underparts, and black crown. This nuthatch has a white chin, a line
through eye, and a white eyebrow. It has long, strong toes and claws,
and a long, solid bill.
Female similar, but crown is gray. The white markings on either side
of the short tail can be seen in flight in both sexes.
Habitat Red-breasted Nuthatches typically prefer mature, wet,
coniferous forests with closed canopies, especially those of spruce
or fir. They can also be found in more open forests and patches of
Diet Insects and spiders are the main foods in the summer.
During winter, Red-breasted Nuthatches eat many insects that they
pry from food caches they create in bark crevices, but they also eat
many seeds. In developed areas they have learned to eat suet and
peanut butter mixes as well.
Nesting Red-breasted Nuthatches form monogamous pairs. They
usually excavate their own cavities in a rotten snag, often aspen, and
require fairly soft wood to excavate. They will occasionally use a
natural cavity, old woodpecker hole, or artificial nest box.
The entrance is usually smeared with pitch, presumably to

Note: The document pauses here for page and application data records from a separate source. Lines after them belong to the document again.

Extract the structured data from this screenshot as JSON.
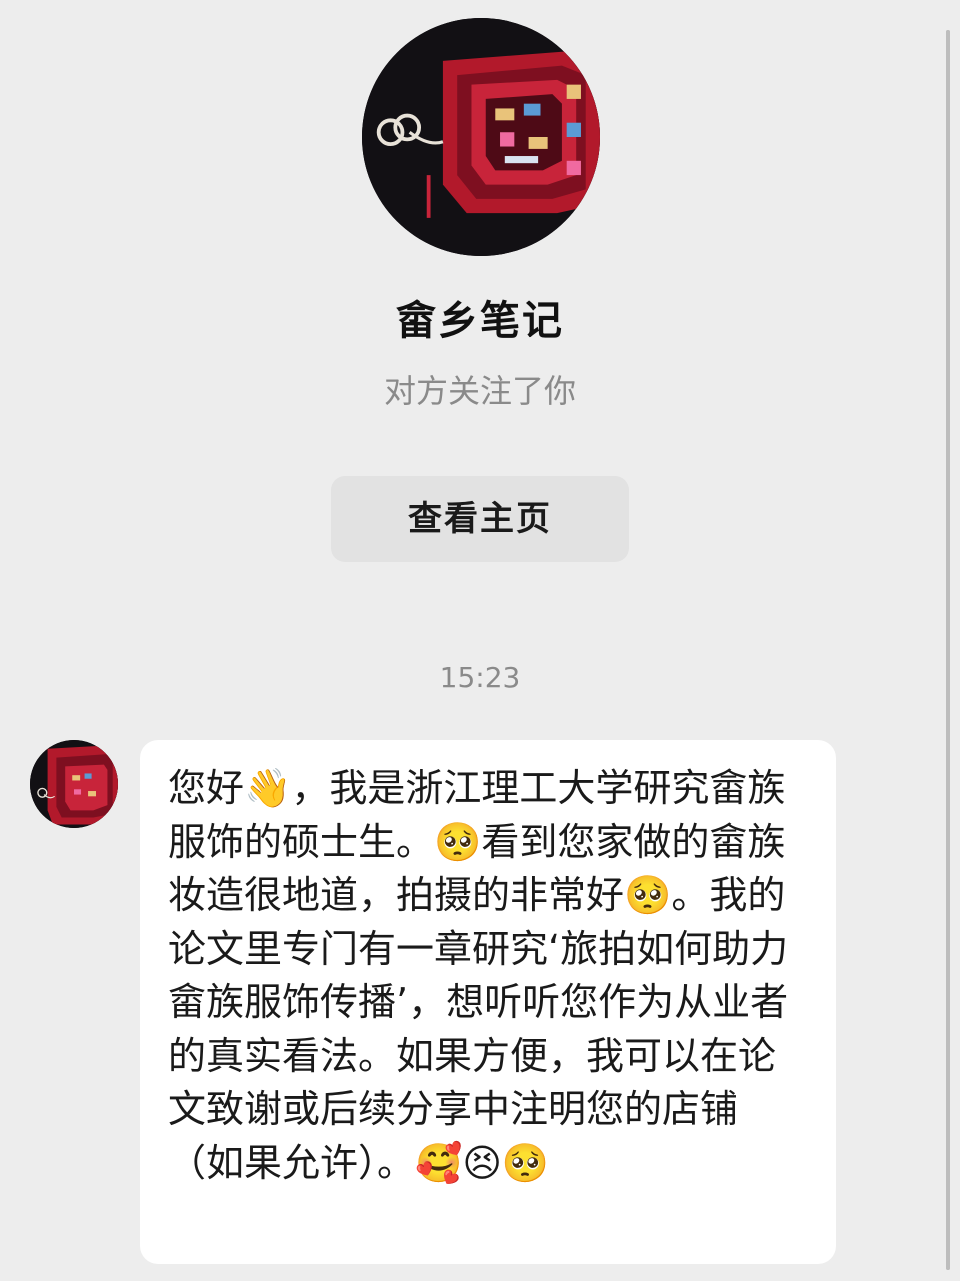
{
  "contact": {
    "name": "畲乡笔记",
    "follow_status": "对方关注了你",
    "view_profile_label": "查看主页"
  },
  "chat": {
    "timestamp": "15:23",
    "messages": [
      {
        "sender": "畲乡笔记",
        "text": "您好👋，我是浙江理工大学研究畲族服饰的硕士生。🥺看到您家做的畲族妆造很地道，拍摄的非常好🥺。我的论文里专门有一章研究‘旅拍如何助力畲族服饰传播’，想听听您作为从业者的真实看法。如果方便，我可以在论文致谢或后续分享中注明您的店铺（如果允许）。🥰😣🥺"
      }
    ]
  },
  "icons": {
    "profile_avatar": "embroidered-garment-photo",
    "message_avatar": "embroidered-garment-photo"
  },
  "colors": {
    "background": "#ededed",
    "bubble": "#ffffff",
    "button": "#e2e2e2",
    "muted_text": "#8a8a8a",
    "primary_text": "#1a1a1a"
  }
}
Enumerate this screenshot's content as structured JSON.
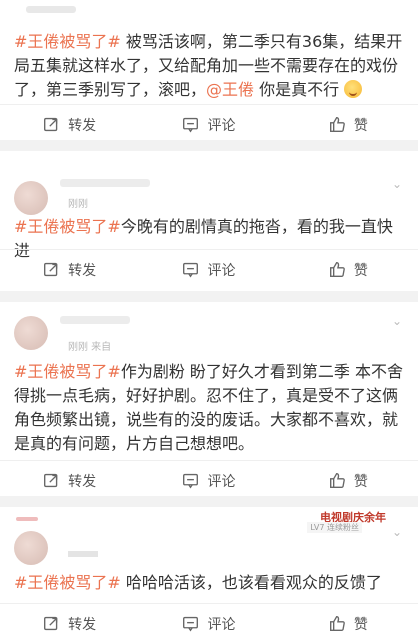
{
  "posts": [
    {
      "tag": "#王倦被骂了#",
      "text": " 被骂活该啊，第二季只有36集，结果开局五集就这样水了，又给配角加一些不需要存在的戏份了，第三季别写了，滚吧，",
      "mention": "@王倦",
      "text_after": " 你是真不行",
      "emoji_name": "drooling-face-emoji"
    },
    {
      "meta": "刚刚",
      "tag": "#王倦被骂了#",
      "text": "今晚有的剧情真的拖沓，看的我一直快进"
    },
    {
      "meta": "刚刚  来自",
      "tag": "#王倦被骂了#",
      "text": "作为剧粉 盼了好久才看到第二季 本不舍得挑一点毛病，好好护剧。忍不住了，真是受不了这俩角色频繁出镜，说些有的没的废话。大家都不喜欢，就是真的有问题，片方自己想想吧。"
    },
    {
      "badge": "电视剧庆余年",
      "badge_level": "LV7 连续粉丝",
      "tag": "#王倦被骂了#",
      "text": " 哈哈哈活该，也该看看观众的反馈了"
    }
  ],
  "actions": {
    "repost": "转发",
    "comment": "评论",
    "like": "赞"
  },
  "colors": {
    "accent": "#eb7350",
    "background": "#f2f2f2"
  }
}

discourage predators. Both members of the pair create the nest hole,
and the female builds the nest inside.
The nest is a cup of twigs and grass lined with softer material. The

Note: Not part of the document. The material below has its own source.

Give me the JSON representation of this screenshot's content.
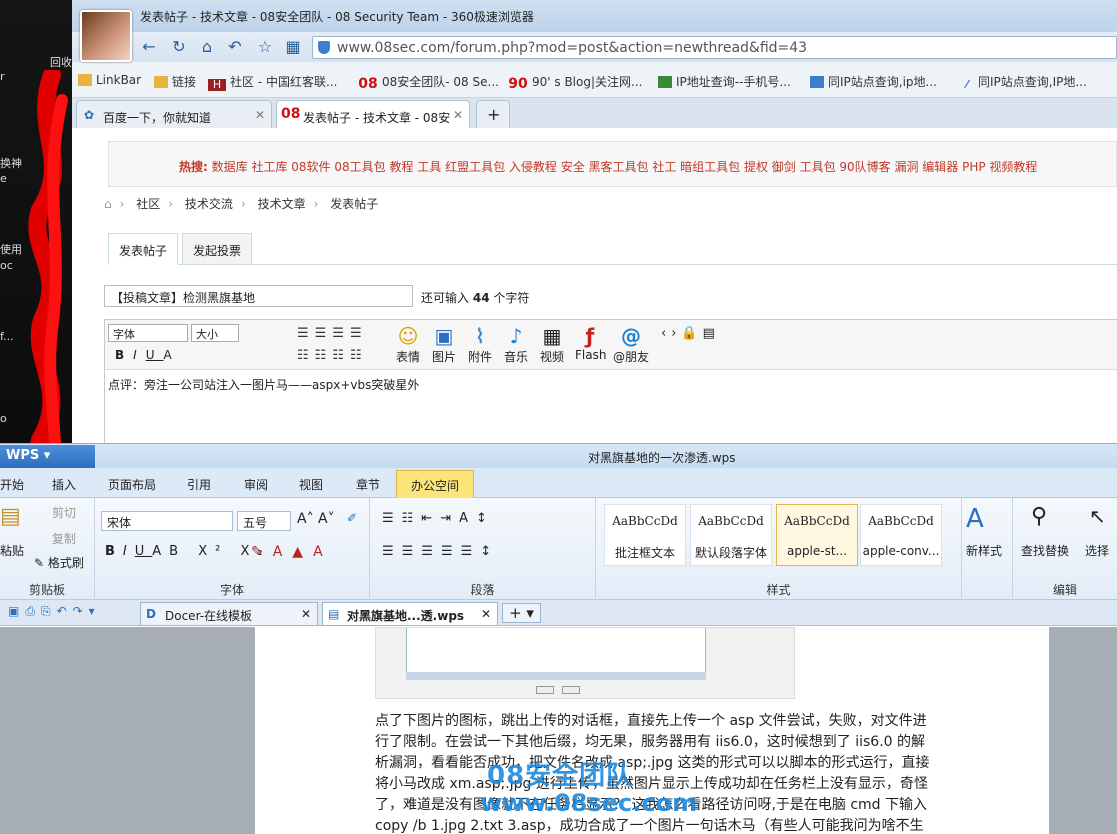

female lays 5 to 8 white eggs spotted with red-brown. She incubates
the eggs for 12-15 days. Both parents feed the young for 18 to 21
days on the nest, and for about two more weeks after they fledge.
Second broods are rare within a single breeding season.
Range Breeds across Canada from southeastern Alaska,
Manitoba, and Newfoundland south to southern California, Arizona,
Great Lakes region, and northern New England, and south in
Appalachians to North Carolina.
Red-breasted Nuthatches are the only nuthatches that regularly
migrate down-slope in winter. Thus many birds from mountainous
nesting areas move into their regional lowlands for winter. In years of
bad harvest, they migrate in large numbers to more southerly forests.
Voice A tinny yank-yank, higher pitched and more nasal than the
call of the White-breasted Nuthatch.
Discussion Like other nuthatches, Red-breasted Nuthatches
use their strong legs and claws to walk up, down, and sideways on
tree trunks, probing in the bark crevices for food. They readily come to
seed and suet feeders and will cache food in crevices to return to
Numbers of Red-breasted Nuthatches are limited by the availability of
soft snags, softer than those suitable for woodpeckers.
The juveniles are
oh-so friendly and